‘Black Panther: Wakanda Forever’ celebrates diverse culture and heritage
The film’s cast and producers, the city of New Orleans, and hundreds of African-American and black-led businesses and organizations are teaming up to mark the film’s 10th anniversary. Here’s what you need to know about Black Panther’s celebration.
Who lives in Wakanda and why?
Wakanda is a fictional country in the fictional African nation of Wakanda, which has existed since ancient times and gained its independence from the United States in 1966. The nation is based on the real country of Swaziland, where the Black Panther, the first Black president of the country, was crowned in 1966. A sequel to the original Black Panther film, which opened in the U.S. on Oct. 6, 2016, is scheduled to open in the U.S. on June 15, 2018.

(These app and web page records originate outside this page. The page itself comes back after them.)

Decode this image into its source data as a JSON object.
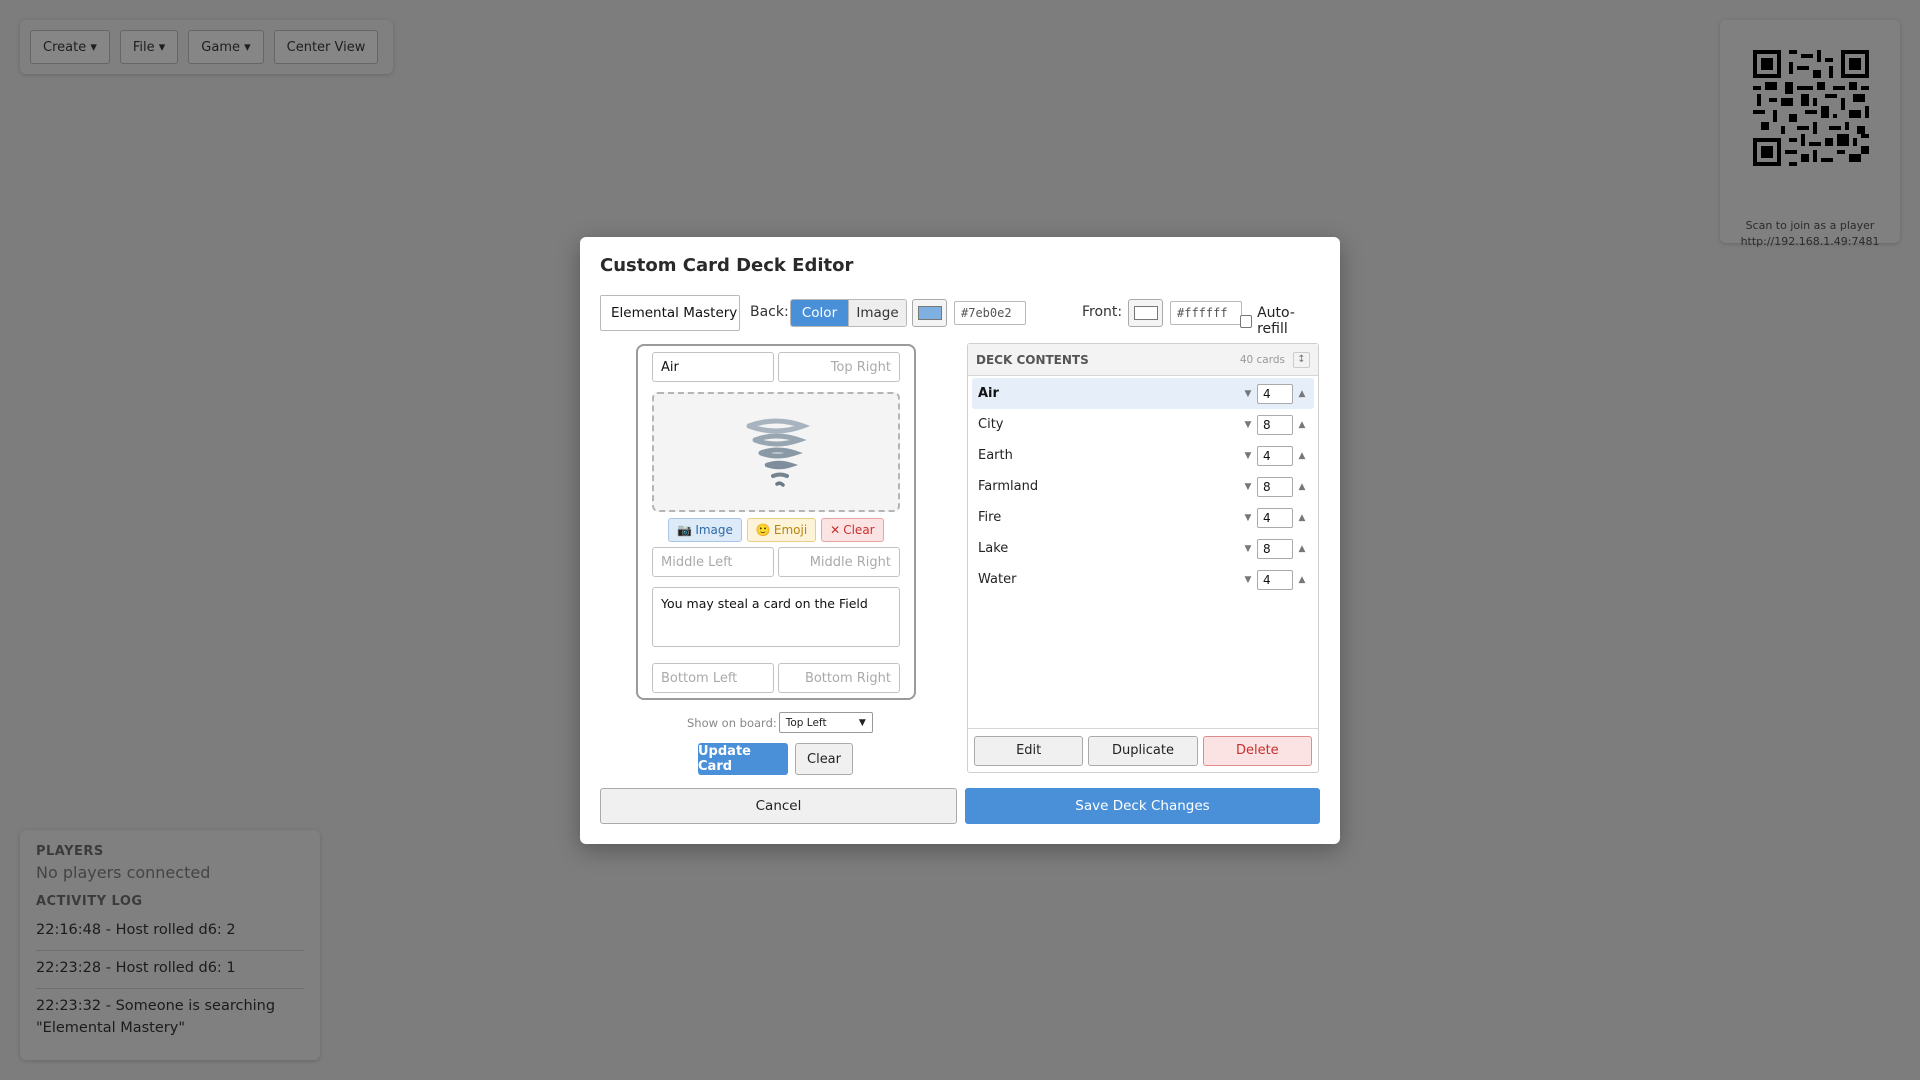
{
  "toolbar": {
    "create": "Create ▾",
    "file": "File ▾",
    "game": "Game ▾",
    "center_view": "Center View"
  },
  "qr": {
    "caption": "Scan to join as a player",
    "url": "http://192.168.1.49:7481"
  },
  "info": {
    "players_heading": "PLAYERS",
    "players_status": "No players connected",
    "activity_heading": "ACTIVITY LOG",
    "log": [
      "22:16:48 - Host rolled d6: 2",
      "22:23:28 - Host rolled d6: 1",
      "22:23:32 - Someone is searching \"Elemental Mastery\""
    ]
  },
  "modal": {
    "title": "Custom Card Deck Editor",
    "deck_name": "Elemental Mastery",
    "back_label": "Back:",
    "back_modes": [
      "Color",
      "Image"
    ],
    "back_color": "#7eb0e2",
    "front_label": "Front:",
    "front_color": "#ffffff",
    "auto_refill": "Auto-refill"
  },
  "card": {
    "top_left": "Air",
    "top_right_placeholder": "Top Right",
    "middle_left_placeholder": "Middle Left",
    "middle_right_placeholder": "Middle Right",
    "bottom_left_placeholder": "Bottom Left",
    "bottom_right_placeholder": "Bottom Right",
    "description": "You may steal a card on the Field",
    "emoji_icon": "tornado-icon",
    "btn_image": "Image",
    "btn_emoji": "Emoji",
    "btn_clear": "Clear",
    "show_on_board_label": "Show on board:",
    "show_on_board_value": "Top Left",
    "update_btn": "Update Card",
    "clear_btn": "Clear"
  },
  "deck": {
    "heading": "DECK CONTENTS",
    "count": "40 cards",
    "sort_icon": "↕",
    "items": [
      {
        "name": "Air",
        "qty": "4"
      },
      {
        "name": "City",
        "qty": "8"
      },
      {
        "name": "Earth",
        "qty": "4"
      },
      {
        "name": "Farmland",
        "qty": "8"
      },
      {
        "name": "Fire",
        "qty": "4"
      },
      {
        "name": "Lake",
        "qty": "8"
      },
      {
        "name": "Water",
        "qty": "4"
      }
    ],
    "edit": "Edit",
    "duplicate": "Duplicate",
    "delete": "Delete"
  },
  "footer": {
    "cancel": "Cancel",
    "save": "Save Deck Changes"
  }
}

“The Black Panther is an exceptional filmmaker who understands the importance of celebrating both the legacy and the future,” the filmmakers said. “His story is one of hope, which we’re sharing.”
It’s not just black characters that are playing a role in the film. Black American and black-led businesses and organizations are taking part, as well.
Among those who are participating are:
The city of New Orleans
Carmen Martin, the city’s first Black woman mayor, will make a special appearance at the Wakanda Black-Film Festival to present a black-led documentary called Black Panther: Wakanda Forever that gives voice to the Black community.
The city and the filmmakers worked together before the release of the film to create an exhibit about the Black Panther’s iconic costume. It was shown at the Museum of African American History in New Orleans last year.
The film and the exhibit will be screened April 8 on the second floor of Loyola University New Orleans’ St. Thomas campus at the Wakanda Black-Film Festival.
“The City of New Orleans loves the Black Panther and Wakanda Forever, and we’ve decided to team up before we go to the cinema,” Mayor Mitch Landrieu said in a news release. “We believe in this film and its message: diversity and inclusion are essential to our progress.”